This is the most common question homeowners have when watering their lawns. Your grass needs to be watered at least every 2-3 days for it to stay healthy and strong. The best way to ensure your grass is getting an adequate amount of water is to water it in the morning before the hottest part of the day. This is because if you water in the afternoon most of the water will be lost to evaporation. If you water in the evening, the water doesn’t have enough time to evaporate before the cool temperatures arrive, potentially leading to fungus and mold. Morning waterings give the right amount of water and give the grass enough time to dry out before nightfall.
Consistency is key to proper irrigation and maintaining a lush and healthy lawn. Most soil types will dry up every 3-7 days but, depending on your soil type, you might need to water more or less frequently. Just be careful; overwatering can lead to diseases and mold growth and if you have hard or clay soils you could be creating a mosquito breeding ground. With careful observation, you should be able to determine how often you need to water. Write it down and stick with it!
You might think a sprinkler is a sprinkler but certain types are more ideal than others. If you have an underground sprinkler system on a timer then skip to the next tip otherwise, keep reading. The best type of sprinkler to use on your yard is a pulsating sprinkler as opposed to an oscillating sprinkler. Oscillating sprinklers don’t give you as much uniform coverage as a pulsating sprinkler. Even the slightest breeze can blow the water where you don’t want it, unevenly distributing the water.

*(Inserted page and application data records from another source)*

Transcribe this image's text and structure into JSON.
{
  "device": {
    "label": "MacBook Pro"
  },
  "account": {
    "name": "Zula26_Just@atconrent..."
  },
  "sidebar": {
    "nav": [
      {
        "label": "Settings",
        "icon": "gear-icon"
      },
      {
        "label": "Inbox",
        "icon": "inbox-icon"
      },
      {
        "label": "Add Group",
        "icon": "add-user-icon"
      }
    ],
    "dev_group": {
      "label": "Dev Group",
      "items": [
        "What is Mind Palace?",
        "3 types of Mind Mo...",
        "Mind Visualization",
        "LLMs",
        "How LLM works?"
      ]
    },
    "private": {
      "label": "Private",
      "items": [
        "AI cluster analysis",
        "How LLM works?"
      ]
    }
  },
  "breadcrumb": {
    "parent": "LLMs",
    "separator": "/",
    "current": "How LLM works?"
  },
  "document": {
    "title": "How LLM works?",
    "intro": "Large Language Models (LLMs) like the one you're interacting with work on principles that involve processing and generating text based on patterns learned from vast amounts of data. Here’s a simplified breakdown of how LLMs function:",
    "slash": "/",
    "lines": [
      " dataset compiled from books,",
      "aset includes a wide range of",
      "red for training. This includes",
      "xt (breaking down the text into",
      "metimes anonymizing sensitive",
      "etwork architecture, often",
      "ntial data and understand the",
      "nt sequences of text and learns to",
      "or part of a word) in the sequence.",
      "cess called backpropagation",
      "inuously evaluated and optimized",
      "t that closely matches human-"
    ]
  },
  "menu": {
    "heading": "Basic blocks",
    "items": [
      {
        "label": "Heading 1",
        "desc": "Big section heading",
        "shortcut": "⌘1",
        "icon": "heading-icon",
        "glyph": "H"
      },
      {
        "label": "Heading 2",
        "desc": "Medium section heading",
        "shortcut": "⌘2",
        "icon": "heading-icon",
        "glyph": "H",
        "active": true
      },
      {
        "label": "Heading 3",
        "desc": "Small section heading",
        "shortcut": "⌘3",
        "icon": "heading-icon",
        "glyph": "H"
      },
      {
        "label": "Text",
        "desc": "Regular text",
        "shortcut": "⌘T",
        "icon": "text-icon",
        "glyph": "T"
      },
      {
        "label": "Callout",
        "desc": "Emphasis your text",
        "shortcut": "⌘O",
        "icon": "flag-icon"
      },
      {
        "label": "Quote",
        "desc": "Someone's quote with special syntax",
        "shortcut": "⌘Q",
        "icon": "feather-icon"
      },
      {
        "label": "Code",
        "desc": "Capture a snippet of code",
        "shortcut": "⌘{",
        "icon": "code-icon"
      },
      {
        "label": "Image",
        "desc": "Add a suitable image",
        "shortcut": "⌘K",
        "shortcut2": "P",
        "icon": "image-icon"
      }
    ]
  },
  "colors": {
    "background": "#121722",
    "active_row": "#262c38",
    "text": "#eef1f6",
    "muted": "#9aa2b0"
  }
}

It’s not enough to turn the sprinkler on every other day for ten minutes. For proper irrigation, your soil needs to be soaked at least six inches. This encourages deep root growth which will come in handy during those long dry spells we often experience in late July and August. As an added guard against drought, raise your lawnmower an inch or two; this will help your grass store more water and keep the soil cool and moist longer. The shade from the thicker grass will also help prevent weeds.

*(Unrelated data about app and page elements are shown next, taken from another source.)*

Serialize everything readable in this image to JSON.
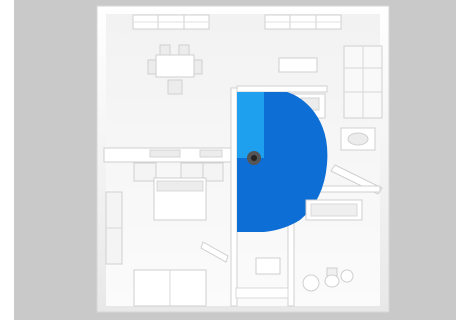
{
  "scene": {
    "kind": "isometric apartment floor plan",
    "colors": {
      "background": "#c9c9c9",
      "floor": "#f6f6f6",
      "wall": "#ffffff",
      "wall_shade": "#dcdcdc",
      "furniture": "#ececec",
      "coverage_light": "#1ea0ef",
      "coverage_dark": "#0d6fd6",
      "device": "#555555"
    },
    "icons": [
      "camera-icon"
    ]
  }
}
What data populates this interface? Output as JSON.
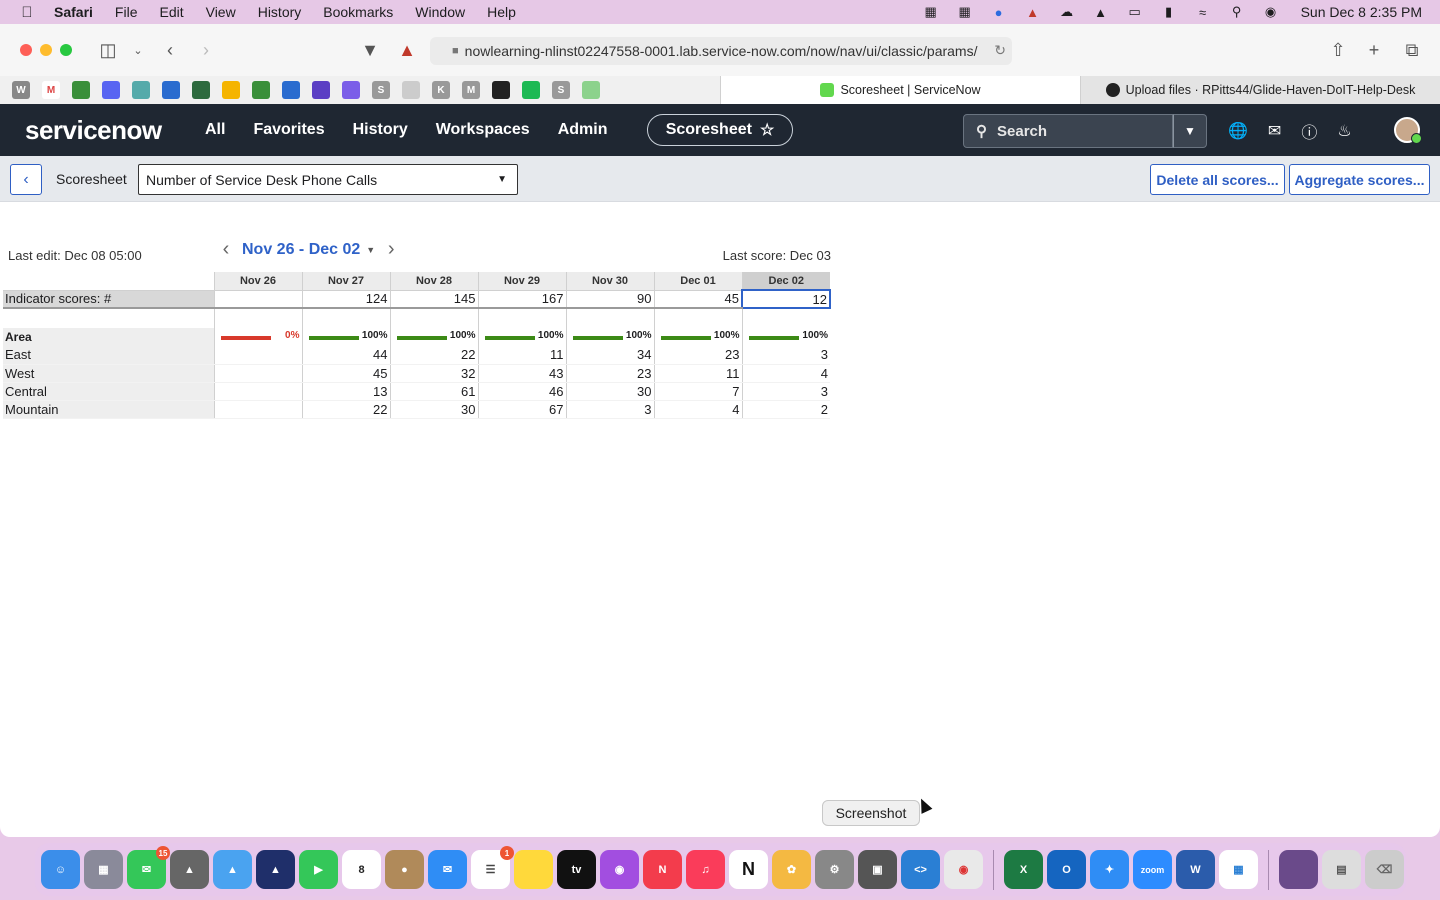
{
  "menubar": {
    "app": "Safari",
    "items": [
      "File",
      "Edit",
      "View",
      "History",
      "Bookmarks",
      "Window",
      "Help"
    ],
    "clock": "Sun Dec 8  2:35 PM"
  },
  "browser": {
    "url": "nowlearning-nlinst02247558-0001.lab.service-now.com/now/nav/ui/classic/params/",
    "tabs": [
      {
        "title": "Scoresheet | ServiceNow"
      },
      {
        "title": "Upload files · RPitts44/Glide-Haven-DoIT-Help-Desk"
      }
    ]
  },
  "sn_header": {
    "logo": "servicenow",
    "nav": [
      "All",
      "Favorites",
      "History",
      "Workspaces",
      "Admin"
    ],
    "context_pill": "Scoresheet",
    "search_label": "Search"
  },
  "subbar": {
    "title": "Scoresheet",
    "indicator": "Number of Service Desk Phone Calls",
    "delete_btn": "Delete all scores...",
    "aggregate_btn": "Aggregate scores..."
  },
  "sheet": {
    "last_edit": "Last edit: Dec 08 05:00",
    "period": "Nov 26 - Dec 02",
    "last_score": "Last score: Dec 03",
    "days": [
      "Nov 26",
      "Nov 27",
      "Nov 28",
      "Nov 29",
      "Nov 30",
      "Dec 01",
      "Dec 02"
    ],
    "indicator_label": "Indicator scores: #",
    "indicator_scores": [
      "",
      "124",
      "145",
      "167",
      "90",
      "45",
      "12"
    ],
    "breakdown_label": "Area",
    "completeness": [
      {
        "pct": "0%",
        "value": 0
      },
      {
        "pct": "100%",
        "value": 100
      },
      {
        "pct": "100%",
        "value": 100
      },
      {
        "pct": "100%",
        "value": 100
      },
      {
        "pct": "100%",
        "value": 100
      },
      {
        "pct": "100%",
        "value": 100
      },
      {
        "pct": "100%",
        "value": 100
      }
    ],
    "rows": [
      {
        "label": "East",
        "values": [
          "",
          "44",
          "22",
          "11",
          "34",
          "23",
          "3"
        ]
      },
      {
        "label": "West",
        "values": [
          "",
          "45",
          "32",
          "43",
          "23",
          "11",
          "4"
        ]
      },
      {
        "label": "Central",
        "values": [
          "",
          "13",
          "61",
          "46",
          "30",
          "7",
          "3"
        ]
      },
      {
        "label": "Mountain",
        "values": [
          "",
          "22",
          "30",
          "67",
          "3",
          "4",
          "2"
        ]
      }
    ]
  },
  "tooltip": "Screenshot",
  "colors": {
    "sn_header": "#1f2732",
    "link_blue": "#2f62c8",
    "bar_ok": "#3c8a16",
    "bar_bad": "#d8392b"
  }
}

To test whether your soil is getting soaked enough just stick a screwdriver into the soil six inches. If it’s watered properly, the screwdriver should easily slide into the hilt. If it’s difficult to push in and you notice water is not soaking in, then your soil might require aeration.